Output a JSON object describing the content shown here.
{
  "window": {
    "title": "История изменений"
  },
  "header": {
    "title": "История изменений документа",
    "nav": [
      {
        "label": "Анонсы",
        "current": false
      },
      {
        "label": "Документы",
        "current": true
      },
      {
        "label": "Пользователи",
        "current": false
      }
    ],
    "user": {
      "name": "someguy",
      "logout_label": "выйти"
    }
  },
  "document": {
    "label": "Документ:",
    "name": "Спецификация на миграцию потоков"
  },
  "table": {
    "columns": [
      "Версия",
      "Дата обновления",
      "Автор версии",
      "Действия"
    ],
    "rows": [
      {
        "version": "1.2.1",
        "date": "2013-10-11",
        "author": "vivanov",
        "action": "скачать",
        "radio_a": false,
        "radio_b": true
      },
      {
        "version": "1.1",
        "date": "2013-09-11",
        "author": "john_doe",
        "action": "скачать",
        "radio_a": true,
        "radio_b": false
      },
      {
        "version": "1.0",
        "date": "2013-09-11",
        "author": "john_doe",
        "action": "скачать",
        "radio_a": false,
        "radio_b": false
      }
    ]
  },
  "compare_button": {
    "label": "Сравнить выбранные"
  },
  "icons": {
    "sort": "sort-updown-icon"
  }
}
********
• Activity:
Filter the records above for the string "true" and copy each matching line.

• Result of the task:
        "current": true
        "radio_b": true
        "radio_a": true,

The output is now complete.